As part of the settlement, MPHJ must refund any licensees that received deceptive letters. The new guidelines also require a patent holder to make “a serious, good-faith effort” to determine whether a business is actually infringing on a patent before bringing an accusation. Patent holders must also explain the basis for the claim and fee in “reasonable detail,” and are prohibited from hiding their identity.
Patent assertion entities, otherwise known as patent trolls, buy up patents and use them to scare legitimate businesses into paying up, either through settlements or licensing fees.
The U.S. Patent and Trademark Office (USPTO) has issued questionable patents for years, such as those for human genes, online press releases, and hyperlinking.
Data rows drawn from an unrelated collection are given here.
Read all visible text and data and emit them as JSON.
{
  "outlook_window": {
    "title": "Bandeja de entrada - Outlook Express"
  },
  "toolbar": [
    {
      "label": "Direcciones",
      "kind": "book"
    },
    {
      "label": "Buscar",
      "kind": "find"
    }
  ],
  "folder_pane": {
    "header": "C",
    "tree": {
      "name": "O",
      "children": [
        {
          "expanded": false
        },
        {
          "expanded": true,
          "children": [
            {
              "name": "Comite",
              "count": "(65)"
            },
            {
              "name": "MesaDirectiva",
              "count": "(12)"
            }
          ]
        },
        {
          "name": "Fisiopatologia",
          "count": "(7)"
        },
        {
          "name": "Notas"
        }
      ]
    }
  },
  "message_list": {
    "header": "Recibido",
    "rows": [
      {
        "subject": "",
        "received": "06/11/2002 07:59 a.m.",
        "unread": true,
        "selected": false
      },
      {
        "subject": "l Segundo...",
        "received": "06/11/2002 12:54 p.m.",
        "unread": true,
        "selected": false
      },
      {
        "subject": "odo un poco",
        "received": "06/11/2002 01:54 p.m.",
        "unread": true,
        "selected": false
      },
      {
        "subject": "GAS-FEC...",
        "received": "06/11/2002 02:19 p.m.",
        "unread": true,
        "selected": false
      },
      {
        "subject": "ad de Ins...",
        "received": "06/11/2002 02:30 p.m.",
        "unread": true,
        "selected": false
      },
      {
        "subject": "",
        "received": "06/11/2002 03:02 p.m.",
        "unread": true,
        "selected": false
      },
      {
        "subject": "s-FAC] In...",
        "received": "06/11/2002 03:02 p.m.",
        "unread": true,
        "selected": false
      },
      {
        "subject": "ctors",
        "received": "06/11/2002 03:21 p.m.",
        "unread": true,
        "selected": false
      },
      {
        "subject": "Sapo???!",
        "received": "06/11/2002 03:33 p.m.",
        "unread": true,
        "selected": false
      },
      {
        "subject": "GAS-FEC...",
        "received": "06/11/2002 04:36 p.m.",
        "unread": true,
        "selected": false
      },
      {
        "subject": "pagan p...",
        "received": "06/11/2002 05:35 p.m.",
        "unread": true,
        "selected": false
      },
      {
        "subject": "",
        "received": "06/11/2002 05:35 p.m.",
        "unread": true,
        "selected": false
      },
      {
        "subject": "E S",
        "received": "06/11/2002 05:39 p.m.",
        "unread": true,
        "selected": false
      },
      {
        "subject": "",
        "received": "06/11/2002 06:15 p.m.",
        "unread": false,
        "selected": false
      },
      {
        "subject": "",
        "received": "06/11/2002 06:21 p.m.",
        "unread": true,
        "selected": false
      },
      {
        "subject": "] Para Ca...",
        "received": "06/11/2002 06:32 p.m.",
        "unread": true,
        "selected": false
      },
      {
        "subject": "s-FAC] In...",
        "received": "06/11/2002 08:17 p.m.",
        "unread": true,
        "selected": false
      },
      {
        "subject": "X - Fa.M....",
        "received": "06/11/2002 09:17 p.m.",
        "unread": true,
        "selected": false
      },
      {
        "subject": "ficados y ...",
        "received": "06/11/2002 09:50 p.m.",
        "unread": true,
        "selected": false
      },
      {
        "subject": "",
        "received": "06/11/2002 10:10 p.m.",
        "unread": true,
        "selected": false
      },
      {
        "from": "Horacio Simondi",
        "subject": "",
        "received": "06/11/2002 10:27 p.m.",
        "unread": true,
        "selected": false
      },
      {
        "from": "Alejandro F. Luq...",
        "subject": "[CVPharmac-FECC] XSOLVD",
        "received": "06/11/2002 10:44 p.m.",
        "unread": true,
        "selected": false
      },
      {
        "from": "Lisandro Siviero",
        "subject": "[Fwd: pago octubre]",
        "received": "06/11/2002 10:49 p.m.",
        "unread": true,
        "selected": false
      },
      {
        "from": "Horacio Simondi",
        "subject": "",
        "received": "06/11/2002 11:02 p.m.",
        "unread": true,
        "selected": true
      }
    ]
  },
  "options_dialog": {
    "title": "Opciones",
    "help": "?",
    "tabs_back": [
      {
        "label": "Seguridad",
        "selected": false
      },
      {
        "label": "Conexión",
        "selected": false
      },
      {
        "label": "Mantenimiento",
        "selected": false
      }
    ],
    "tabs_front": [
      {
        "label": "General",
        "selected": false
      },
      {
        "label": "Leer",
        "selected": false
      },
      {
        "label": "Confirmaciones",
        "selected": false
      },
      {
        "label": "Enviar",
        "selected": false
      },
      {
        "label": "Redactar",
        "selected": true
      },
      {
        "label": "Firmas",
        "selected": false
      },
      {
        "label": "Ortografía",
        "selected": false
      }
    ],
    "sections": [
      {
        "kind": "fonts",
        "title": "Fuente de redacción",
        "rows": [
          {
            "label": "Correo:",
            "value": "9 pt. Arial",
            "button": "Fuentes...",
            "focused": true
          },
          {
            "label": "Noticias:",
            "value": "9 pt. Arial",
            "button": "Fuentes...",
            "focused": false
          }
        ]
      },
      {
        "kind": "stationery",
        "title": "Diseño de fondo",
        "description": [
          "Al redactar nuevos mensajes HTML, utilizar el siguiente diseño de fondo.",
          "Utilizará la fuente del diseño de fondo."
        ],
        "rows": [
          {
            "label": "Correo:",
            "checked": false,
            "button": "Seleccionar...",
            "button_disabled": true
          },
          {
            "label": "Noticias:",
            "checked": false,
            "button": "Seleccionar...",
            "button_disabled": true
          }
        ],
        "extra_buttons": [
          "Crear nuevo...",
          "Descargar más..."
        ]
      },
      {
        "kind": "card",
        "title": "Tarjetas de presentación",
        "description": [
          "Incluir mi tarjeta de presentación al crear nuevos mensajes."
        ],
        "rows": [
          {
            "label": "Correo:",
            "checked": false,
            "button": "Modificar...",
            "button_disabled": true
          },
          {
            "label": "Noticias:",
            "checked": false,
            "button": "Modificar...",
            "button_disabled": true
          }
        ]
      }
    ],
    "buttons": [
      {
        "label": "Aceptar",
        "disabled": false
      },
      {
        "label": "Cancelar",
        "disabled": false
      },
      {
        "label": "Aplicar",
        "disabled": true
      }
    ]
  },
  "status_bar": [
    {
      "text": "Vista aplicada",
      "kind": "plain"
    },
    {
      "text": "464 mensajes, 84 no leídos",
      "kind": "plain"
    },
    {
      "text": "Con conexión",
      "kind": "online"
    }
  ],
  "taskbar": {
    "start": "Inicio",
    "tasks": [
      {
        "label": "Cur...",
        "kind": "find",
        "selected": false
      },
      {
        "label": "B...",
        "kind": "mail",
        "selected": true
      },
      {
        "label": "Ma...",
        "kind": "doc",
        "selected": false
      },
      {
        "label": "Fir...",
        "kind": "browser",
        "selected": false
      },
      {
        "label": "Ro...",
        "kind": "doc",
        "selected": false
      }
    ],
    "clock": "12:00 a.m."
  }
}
This opens the door for patent trolls to cry “patent infringement” in the hopes that defendants are so eager to avoid expensive lawsuits, they pay up, even if the claim is absurd.
New York is not the first state to take action against MPHJ — Vermont and Nebraska have also sued the firm and MPHJ reached a settlement last year with Minnesota.
“The settlement announced today is a major step forward in the fight against patent trolls and will help protect some of the most vulnerable targets of patent trolling activities,” Electronic Frontier Foundation attorney Daniel Nazer said. “It is extremely important that small and medium businesses that typically can’t afford expensive patent counsel not be subjected to deceptive and misleading patent letters. We hope that other law enforcers will follow New York’s lead.”
The problem with fighting this battle state-by-state is that shutting MPHJ out of one just pushes its efforts elsewhere, rather than stopping them all together. Fortunately the issue of patent reform hit the national stage last year, and amidst political stalemates and squabbling, managed to attract bipartisan support.
The Obama administration proposed five executive actions and seven legislative recommendations in February 2013 to curb patent trolls’ “hijacking,” the “best patent-troll-killing bill yet” passed the House, and the Federal Trade Commission began an investigation into patent assertion entities.
MPHJ actually became the first troll targeted by the FTC, and was going to bring a suit against the firm for deceptive trade practices. MPHJ audaciously responded by suing the FTC for “unlawful interference” and “threats.”